Stevie also discloses to his friends that he fingered her and that she “touched his penis a lot.” After this, you see her with her friends and them asking if he was nervous and what it was like. I understand that society tells young boys that this is ok and this is a goal they should have for themselves. However, this young woman was old enough to know better. But, then the tipping point, was when everyone there was ok with what happened. This storyline further contributes to the double standard that exists. If the gender roles were reversed, the world would be in an uproar about this scene.
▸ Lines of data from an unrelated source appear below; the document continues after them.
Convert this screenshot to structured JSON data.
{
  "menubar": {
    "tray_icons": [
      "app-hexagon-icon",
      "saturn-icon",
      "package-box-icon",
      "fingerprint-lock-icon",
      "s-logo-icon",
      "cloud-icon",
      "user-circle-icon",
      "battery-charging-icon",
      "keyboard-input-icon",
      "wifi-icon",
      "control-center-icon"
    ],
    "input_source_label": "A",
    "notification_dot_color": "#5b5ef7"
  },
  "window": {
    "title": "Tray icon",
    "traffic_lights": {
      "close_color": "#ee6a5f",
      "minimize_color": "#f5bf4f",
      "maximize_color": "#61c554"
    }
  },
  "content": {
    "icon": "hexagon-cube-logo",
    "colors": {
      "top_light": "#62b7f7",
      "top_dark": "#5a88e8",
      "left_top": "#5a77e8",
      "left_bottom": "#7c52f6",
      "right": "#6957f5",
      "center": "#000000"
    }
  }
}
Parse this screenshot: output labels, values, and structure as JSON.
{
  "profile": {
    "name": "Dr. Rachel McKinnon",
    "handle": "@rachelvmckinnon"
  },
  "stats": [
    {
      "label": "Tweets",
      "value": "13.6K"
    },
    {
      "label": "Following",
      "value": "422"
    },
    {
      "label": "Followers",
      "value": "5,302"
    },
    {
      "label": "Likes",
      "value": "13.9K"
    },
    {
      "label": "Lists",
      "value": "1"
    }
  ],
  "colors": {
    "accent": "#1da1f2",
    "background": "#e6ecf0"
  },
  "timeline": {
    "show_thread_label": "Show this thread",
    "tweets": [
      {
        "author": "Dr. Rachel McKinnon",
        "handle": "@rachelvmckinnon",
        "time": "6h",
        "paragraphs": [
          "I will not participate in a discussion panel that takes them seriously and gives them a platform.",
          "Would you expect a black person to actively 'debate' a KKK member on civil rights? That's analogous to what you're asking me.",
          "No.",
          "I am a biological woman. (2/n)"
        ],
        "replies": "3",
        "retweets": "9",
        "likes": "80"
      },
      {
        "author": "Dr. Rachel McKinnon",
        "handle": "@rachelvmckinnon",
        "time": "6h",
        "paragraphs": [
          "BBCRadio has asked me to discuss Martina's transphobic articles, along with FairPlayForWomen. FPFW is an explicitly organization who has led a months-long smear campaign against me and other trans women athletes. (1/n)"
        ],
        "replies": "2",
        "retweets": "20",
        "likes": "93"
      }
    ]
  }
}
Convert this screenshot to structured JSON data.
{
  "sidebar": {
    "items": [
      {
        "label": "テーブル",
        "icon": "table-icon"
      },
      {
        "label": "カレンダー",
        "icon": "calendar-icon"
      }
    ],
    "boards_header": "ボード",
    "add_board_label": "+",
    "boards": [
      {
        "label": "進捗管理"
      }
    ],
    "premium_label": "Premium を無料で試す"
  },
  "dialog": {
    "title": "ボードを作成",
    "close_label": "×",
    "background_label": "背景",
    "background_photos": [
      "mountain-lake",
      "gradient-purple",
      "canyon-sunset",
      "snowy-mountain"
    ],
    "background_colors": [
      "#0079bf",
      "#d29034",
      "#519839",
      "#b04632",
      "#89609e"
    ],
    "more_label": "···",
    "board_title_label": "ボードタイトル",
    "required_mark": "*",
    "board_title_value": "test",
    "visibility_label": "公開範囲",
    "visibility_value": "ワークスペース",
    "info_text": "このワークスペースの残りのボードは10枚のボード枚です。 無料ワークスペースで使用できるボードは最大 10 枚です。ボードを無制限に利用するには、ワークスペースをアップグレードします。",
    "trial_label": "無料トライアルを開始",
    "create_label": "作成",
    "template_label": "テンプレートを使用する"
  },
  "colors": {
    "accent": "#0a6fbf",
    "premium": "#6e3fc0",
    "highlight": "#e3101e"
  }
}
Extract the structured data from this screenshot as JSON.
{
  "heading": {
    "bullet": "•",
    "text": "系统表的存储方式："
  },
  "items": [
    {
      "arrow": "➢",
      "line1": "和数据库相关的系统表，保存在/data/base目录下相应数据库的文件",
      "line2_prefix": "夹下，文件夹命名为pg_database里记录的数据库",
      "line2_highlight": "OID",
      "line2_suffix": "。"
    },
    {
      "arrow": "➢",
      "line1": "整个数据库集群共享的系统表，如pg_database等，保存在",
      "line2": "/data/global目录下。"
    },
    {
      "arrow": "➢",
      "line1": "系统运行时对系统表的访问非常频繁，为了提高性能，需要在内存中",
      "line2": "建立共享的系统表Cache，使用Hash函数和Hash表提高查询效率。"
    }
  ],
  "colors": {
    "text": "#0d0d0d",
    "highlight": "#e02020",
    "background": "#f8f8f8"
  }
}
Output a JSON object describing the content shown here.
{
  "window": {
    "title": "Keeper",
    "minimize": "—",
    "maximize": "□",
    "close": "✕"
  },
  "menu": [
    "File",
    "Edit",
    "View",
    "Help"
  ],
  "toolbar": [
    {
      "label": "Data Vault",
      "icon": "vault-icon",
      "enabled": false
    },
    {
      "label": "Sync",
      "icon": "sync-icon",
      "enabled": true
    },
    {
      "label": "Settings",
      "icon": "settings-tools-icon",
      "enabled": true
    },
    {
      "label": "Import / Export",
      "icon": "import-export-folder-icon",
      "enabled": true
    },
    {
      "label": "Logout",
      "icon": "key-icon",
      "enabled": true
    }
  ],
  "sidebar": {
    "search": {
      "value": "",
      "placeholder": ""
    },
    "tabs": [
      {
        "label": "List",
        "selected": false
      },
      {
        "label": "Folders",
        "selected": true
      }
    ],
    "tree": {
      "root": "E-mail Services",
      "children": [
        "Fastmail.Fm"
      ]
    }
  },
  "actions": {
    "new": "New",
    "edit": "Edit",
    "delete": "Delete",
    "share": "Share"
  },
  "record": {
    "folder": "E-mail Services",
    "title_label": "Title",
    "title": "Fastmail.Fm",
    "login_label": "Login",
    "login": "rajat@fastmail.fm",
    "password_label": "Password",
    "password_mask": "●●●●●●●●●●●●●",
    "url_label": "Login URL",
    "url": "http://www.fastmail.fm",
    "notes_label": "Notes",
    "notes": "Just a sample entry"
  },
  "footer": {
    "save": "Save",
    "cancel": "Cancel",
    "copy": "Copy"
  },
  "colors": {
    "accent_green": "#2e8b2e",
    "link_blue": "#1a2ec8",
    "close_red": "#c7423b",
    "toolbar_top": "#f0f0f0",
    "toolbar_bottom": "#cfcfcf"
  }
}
But, because it is a young boy getting with a older woman, that is somehow more acceptable.
Hill only barely hints at how confusing and troubling this behavior is by Stevie, but only after this scene of him drinking and potentially being sexual assaulted by an older girl is followed by him once again taking a beating from Ian. It’s after all of this that we see Stevie attempting to strangle himself with the cord of a Nintendo controller. Then we jump to a scene were Dabney chews out Fuckshit, Ray, Ruben and Fourth Grade inside the skateshop. She also bans Stevie from hanging out with his friends. From the time of Stevie’s sexual encounter to the confrontation between Dabney and the skateshop teens, maybe ten minutes have passed. All of these developments rush by so fast that we don’t get a real understanding of Stevie’s mindset during all of it. We never get an understanding of how the troublesome sexual encounter affected him because the script quickly moves on to other things.
Another aspect of the plot I took issue with is how Dabney reacts after Stevie and his friends are involved in a drunk driving accident. Stevie suffers the worst injuries in the crash, and based on how angry Dabney was when she confronted Ray and Fuckshit at the skateshop, it’s hard to believe her wrath would be quashed entirely by the sight of the skaters sleeping peacefully in a hospital waiting room. I call BS. This woman would be pissed. Hill’s script sets her up that way. She softens way too quickly in this moment, and it caps off the film with some unearned sappiness.